Although FLPA falls under the remit of the FAI's CIMA (microlight aircraft) Commission, the members of the IHPA voted unanimously to include FLPA within the remit of the Association at the 2005 AGM, as an extension of normal sports of paragliding and hang gliding. After subsequent discussions with the National Microlight Association of Ireland (NMAI) it was agreed that the activities of foot-launched paramotors and foot-launched powered hang gliders would be overseen by the IHPA, while the NMAI would be responsible for any variations of the sports requiring wheels to launch and land.
Please refer to the Learning to Fly pages for details of schools and courses, and join the IHPA's FLPA mailing list and forum.
The IHPA's FLPA Pilot Training Syllabus may be downloaded here.
Paramotoring in Ireland
The operation of paramotors in the Republic of Ireland is regulated by the Irish Aviation Authority. Although almost every other country around the world is actively de-regulating this sport and handing over governance to National Associations, the IAA in their wisdom have decided to take a heavy handed approach and impose its authority on this sport through the rule of law.
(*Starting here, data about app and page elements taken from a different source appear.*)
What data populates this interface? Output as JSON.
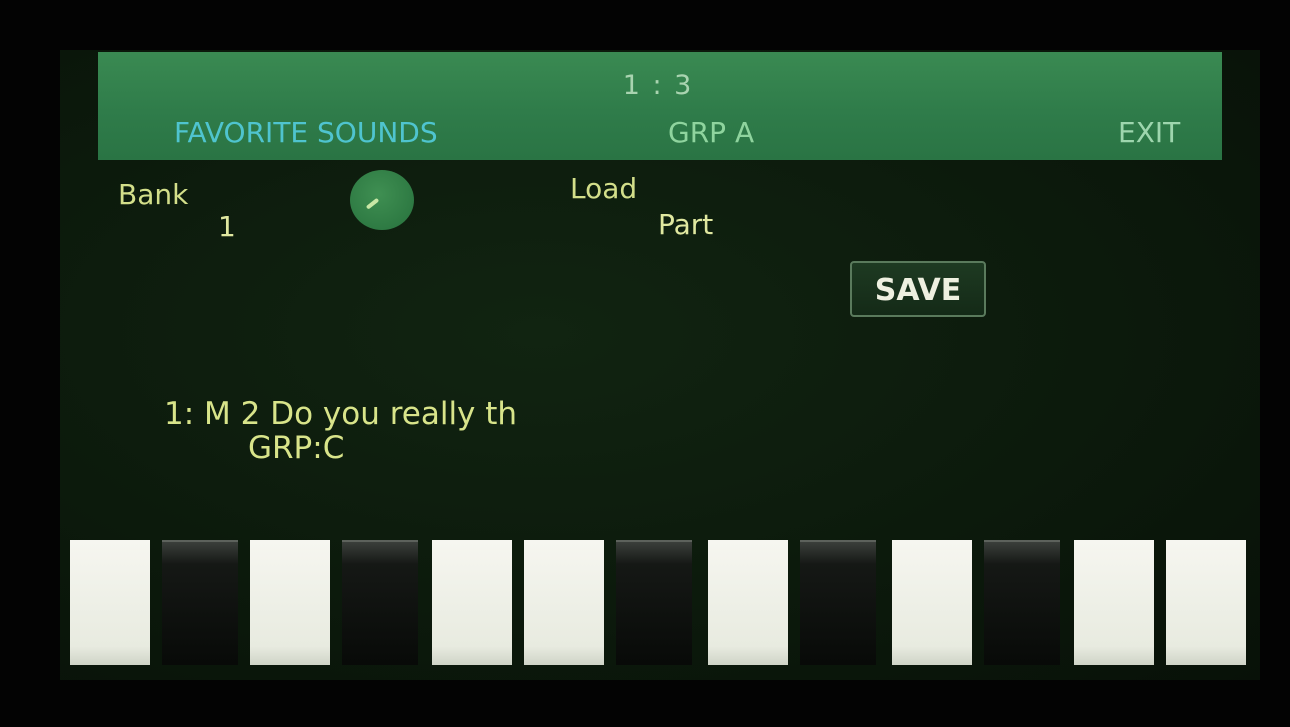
{
  "header": {
    "slot": "1 : 3",
    "title": "FAVORITE SOUNDS",
    "group": "GRP A",
    "exit_label": "EXIT"
  },
  "params": {
    "bank_label": "Bank",
    "bank_value": "1",
    "load_label": "Load",
    "load_value": "Part"
  },
  "save_label": "SAVE",
  "sound": {
    "line1": "1: M  2 Do you really th",
    "line2": "GRP:C"
  },
  "keys": [
    "white",
    "black",
    "white",
    "black",
    "white",
    "white",
    "black",
    "white",
    "black",
    "white",
    "black",
    "white",
    "white"
  ],
  "colors": {
    "header_bg": "#2f7c4a",
    "header_title": "#4fc4cf",
    "text_yellow": "#d8e48a",
    "screen_bg": "#0c1a0c"
  }
}
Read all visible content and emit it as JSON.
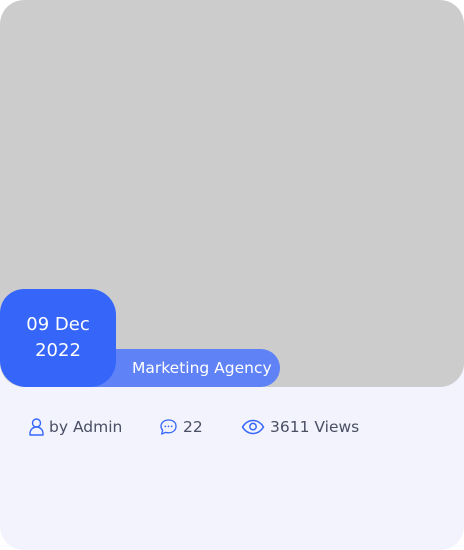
{
  "post": {
    "date_line1": "09 Dec",
    "date_line2": "2022",
    "category": "Marketing Agency",
    "author": "by Admin",
    "comments": "22",
    "views": "3611 Views"
  },
  "icons": {
    "author": "user-icon",
    "comments": "chat-bubble-icon",
    "views": "eye-icon"
  },
  "colors": {
    "accent": "#3566f9",
    "category_bg": "#5f82f6",
    "image_placeholder": "#cccccc",
    "card_bg": "#f2f3fd",
    "meta_text": "#4a4f63"
  }
}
You may view the relevant Statutory Instruments at the IAA website.
To legally fly a paramotor in the Republic of Ireland you must apply to the IAA for an Exemption or by under the tuition of an IAA approved instructor.
Applying for an IAA Paramotoring Exemption
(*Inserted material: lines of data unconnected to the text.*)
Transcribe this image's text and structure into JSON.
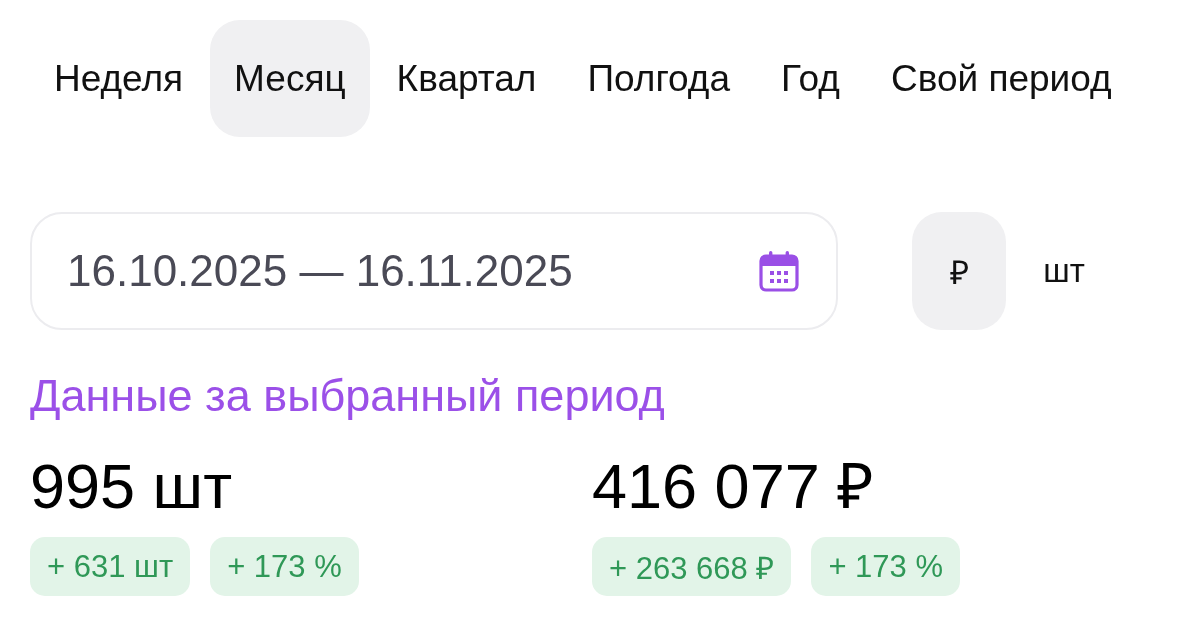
{
  "period_tabs": [
    {
      "label": "Неделя",
      "selected": false
    },
    {
      "label": "Месяц",
      "selected": true
    },
    {
      "label": "Квартал",
      "selected": false
    },
    {
      "label": "Полгода",
      "selected": false
    },
    {
      "label": "Год",
      "selected": false
    },
    {
      "label": "Свой период",
      "selected": false
    }
  ],
  "date_range": {
    "value": "16.10.2025 — 16.11.2025"
  },
  "unit_toggle": [
    {
      "label": "₽",
      "selected": true
    },
    {
      "label": "шт",
      "selected": false
    }
  ],
  "section_title": "Данные за выбранный период",
  "metrics": [
    {
      "value": "995 шт",
      "changes": [
        "+ 631 шт",
        "+ 173 %"
      ]
    },
    {
      "value": "416 077 ₽",
      "changes": [
        "+ 263 668 ₽",
        "+ 173 %"
      ]
    }
  ]
}
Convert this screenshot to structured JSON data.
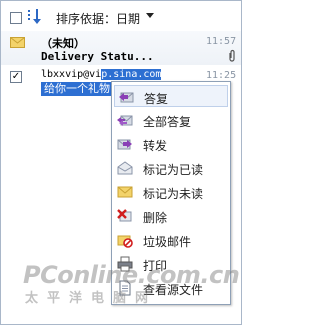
{
  "toolbar": {
    "sort_label": "排序依据：日期"
  },
  "mails": [
    {
      "from": "（未知）",
      "time": "11:57",
      "subject": "Delivery Statu...",
      "has_attachment": true,
      "checked": false
    },
    {
      "from_prefix": "lbxxvip@vi",
      "from_selected": "p.sina.com",
      "time": "11:25",
      "subject": "给你一个礼物",
      "checked": true
    }
  ],
  "context_menu": {
    "items": [
      {
        "label": "答复",
        "icon": "reply-icon",
        "highlighted": true
      },
      {
        "label": "全部答复",
        "icon": "reply-all-icon"
      },
      {
        "label": "转发",
        "icon": "forward-icon"
      },
      {
        "label": "标记为已读",
        "icon": "mark-read-icon"
      },
      {
        "label": "标记为未读",
        "icon": "mark-unread-icon"
      },
      {
        "label": "删除",
        "icon": "delete-icon"
      },
      {
        "label": "垃圾邮件",
        "icon": "spam-icon"
      },
      {
        "label": "打印",
        "icon": "print-icon"
      },
      {
        "label": "查看源文件",
        "icon": "view-source-icon"
      }
    ]
  },
  "watermark": {
    "line1": "PConline.com.cn",
    "line2": "太平洋电脑网"
  }
}
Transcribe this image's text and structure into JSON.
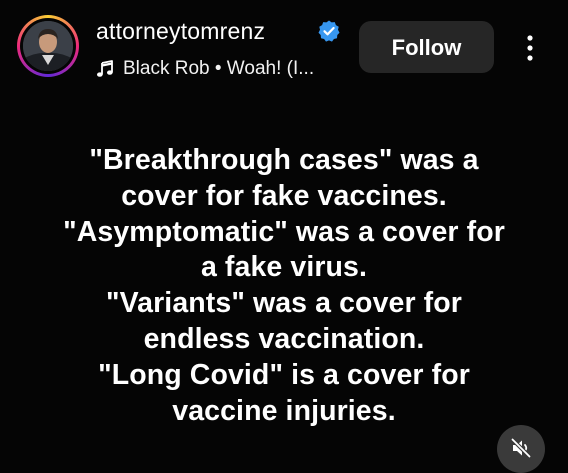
{
  "header": {
    "username": "attorneytomrenz",
    "audio_label": "Black Rob • Woah! (I...",
    "follow_label": "Follow",
    "verified_icon": "verified-badge-icon",
    "more_icon": "more-vertical-icon"
  },
  "post": {
    "lines": [
      "\"Breakthrough cases\" was a",
      "cover for fake vaccines.",
      "\"Asymptomatic\" was a cover for",
      "a fake virus.",
      "\"Variants\" was a cover for",
      "endless vaccination.",
      "\"Long Covid\" is a cover for",
      "vaccine injuries."
    ]
  },
  "controls": {
    "mute_icon": "speaker-muted-icon"
  },
  "colors": {
    "background": "#050505",
    "button_bg": "#262626",
    "verified_blue": "#3797f0",
    "text": "#ffffff"
  }
}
To apply for an exemption pilots must provide
- Evidence of an appropriate qualification - (IHPA or BMAA approved syllabus)
- A valid JAR- FCL Class2 medical certificate - (valid for one year only)
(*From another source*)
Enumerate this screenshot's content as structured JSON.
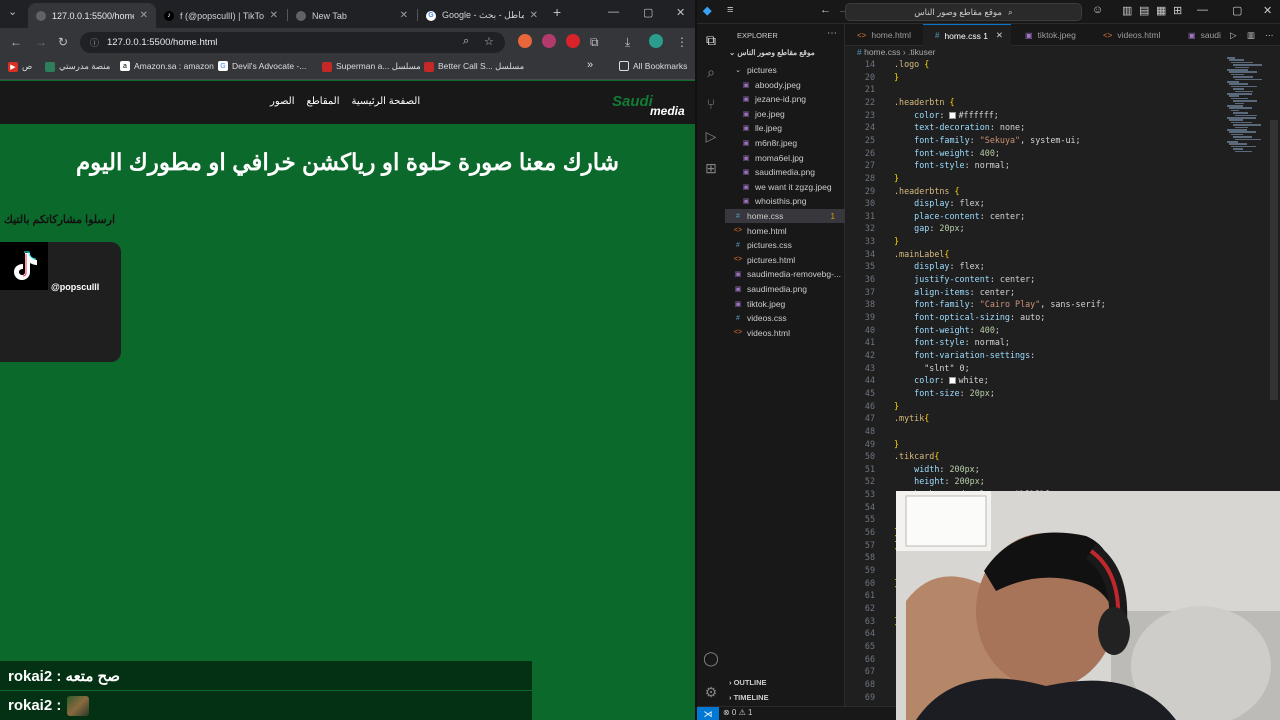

- A valid 3rd party insurance policy
IAA Rules Governing Paramotoring in the Republic of Ireland
The main rules governing Paramotoring in Ireland are summarised here:
1. Pilots must hold a current Class 2 medical.
2. Flights must be:
- Conducted in daylight Visual Meteorological Conditions (VMC)
- Under Visual Flight Rules (VFR)
- In Class G airspace only
- Below 5,000ft above Mean Sea Level (AMSL)
3. No flight may be made at any height over:
- Any town, City or built-up area.
- Any area of commercial, residential or recreational use.
- Any open air assembly of persons, whether gathered in connection with an event of public entertainment or otherwise.
4. No passenger may be carried on any flight except by a qualified instructor.
5. No flight shall be made for any consideration, hire or reward.
6. All flights shall be recorded in a log book.
7. The log book and exemption shall be made available within a reasonable period to:
8. Any accident involving substantial injury or the death of any person, or substantial damage to the equipment being used for flying shall be reported in writing to the IAA, irrespective of any liability, and also to the Air Accident Investigation Unit of the Department of Transport.
- An authorised Officer of the IAA
- A member of the Garda Siochana.
- An officer of the Customs & Excise.
9. Any flight made under the exemption shall be in compliance with the requirements of the airworthiness Standards Department of the IAA.
10. The exemption shall only be valid while the insurance cover is active.
11. The current exemptions are valid for one year only.
These rules may soon be amended when a license system is put in place.
Obtaining a Class 2 Medical Certificate
A Class 2 medical may be obtained through any one of the IAA approved Aero Medical Examiners (AME) listed on the IAA website or on the Flying in Ireland website.
The Chief Aeromedical Officer is:
Dr. Annetje Roodeburg
Irish Aviation Authority
Tel: 01 603 1512
Fax: 01 603 1400
Dr. Declan Maher
Tel: 01 295 8750
Conducts medicals on the last Thursday of the month. Charges around €90 / €65 for renewals.
NACI pilots use Dr. Maher for their Class 2 medicals.
Further details can be found on the IAA website at http://www.iaa.ie/index.jsp?n=392&p=141